  1. Employees who, as part of their assigned job duties, “receive complaints or investigate allegations relating to unlawful employment practices,” or “otherwise have access to confidential personnel information;”
  2. Employees and third parties who are asked to participate in an investigation of unlawful employment practices, and to maintain reasonable confidentiality while the investigation is pending and thereafter;
  3. Employees and third parties who receive attorney work product or attorney-client privileged information as part of any dispute, controversy, or legal claim involving an unlawful employment practice;
  4. Any individual subject to a legal or evidentiary privilege by law; or
  5. Any third party engaged or hired by an employer to investigate complaints of unlawful employment practice.

Notably, the Act does not apply to contracts subject to the Illinois Public Labor Relations Act or the National Labor Relations Act and provides that any conflicts between the Act and a collective bargaining agreement would be resolved in favor of the latter.

Remedies for Noncompliance

Provisions that violate the Act will be considered void under Illinois law. The Act expressly provides that confidentiality and arbitration provisions voided by the Act will be “severable,” meaning that the remainder of the agreement can be enforced if it is otherwise lawful. The Act does not create any independent claim for damages or penalties against an employer. However, the Act allows an employee who successfully challenges a provision of a contract under the Act to recover their reasonable attorneys’ fees and costs.

Key Points For Employers

  • Once signed by Governor Pritzker, the Act will take effect on January 1, 2020. The Act will apply to contracts “entered into, modified, or extended” on or after that date.
  • Employers should carefully review their form agreements as well as existing agreements that may be modified or extended after January 1, 2020, to confirm that they meet all requirements of the Act.
  • Employers may wish to wait before implementing any changes to their practices relating to arbitration agreements, as the Act is likely to face legal challenges to the extent that it seeks to limit the use of arbitration.

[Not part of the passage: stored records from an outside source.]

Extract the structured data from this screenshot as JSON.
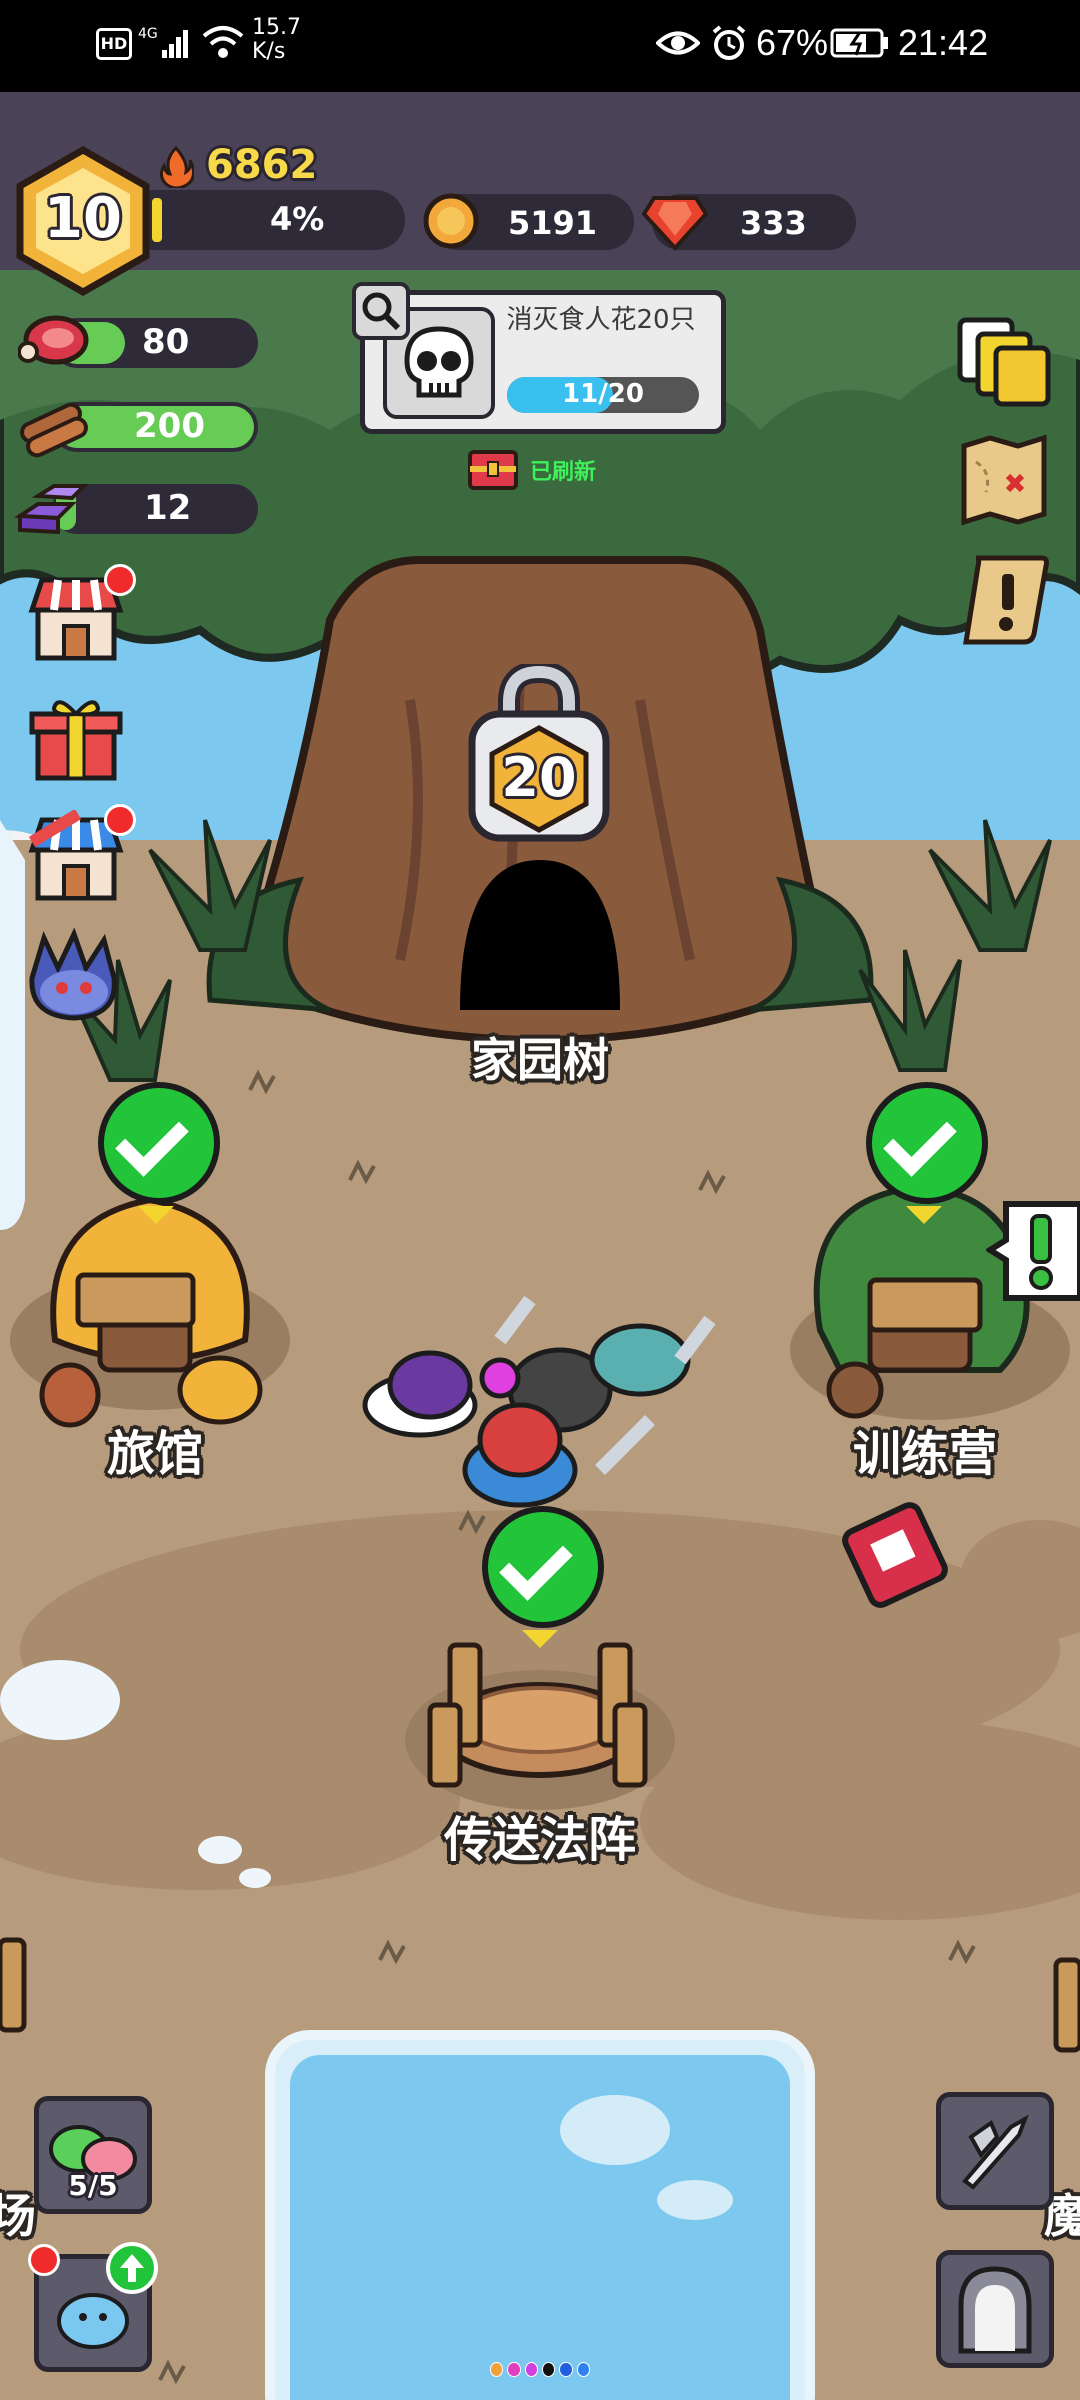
{
  "status_bar": {
    "left_icons": [
      "hd-icon",
      "4g-signal-icon",
      "wifi-icon"
    ],
    "net_speed": "15.7",
    "net_speed_unit": "K/s",
    "battery": "67%",
    "time": "21:42"
  },
  "player": {
    "level": "10",
    "power": "6862",
    "exp_percent_label": "4%",
    "exp_fraction": 0.04,
    "gold": "5191",
    "gems": "333"
  },
  "resources": [
    {
      "name": "meat",
      "value": "80",
      "fill": 0.35
    },
    {
      "name": "wood",
      "value": "200",
      "fill": 1.0
    },
    {
      "name": "ore",
      "value": "12",
      "fill": 0.05
    }
  ],
  "quest": {
    "title": "消灭食人花20只",
    "progress_label": "11/20",
    "progress": 0.55,
    "refresh_label": "已刷新"
  },
  "tree": {
    "lock_level": "20",
    "name": "家园树"
  },
  "buildings": {
    "inn": "旅馆",
    "training": "训练营",
    "portal": "传送法阵",
    "left_edge": "场",
    "right_edge": "魔"
  },
  "slime_counter": "5/5",
  "page_dots": [
    "#f2a03a",
    "#e040c0",
    "#d040e0",
    "#111111",
    "#2060e0",
    "#3080f0"
  ],
  "colors": {
    "hud_bg": "#4a4358",
    "grass": "#3a6a3e",
    "ground": "#b79b7d",
    "water": "#7cc8ef",
    "check": "#22c53a"
  }
}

Please stay tuned for further alerts providing additional details of SB75’s numerous changes to Illinois law.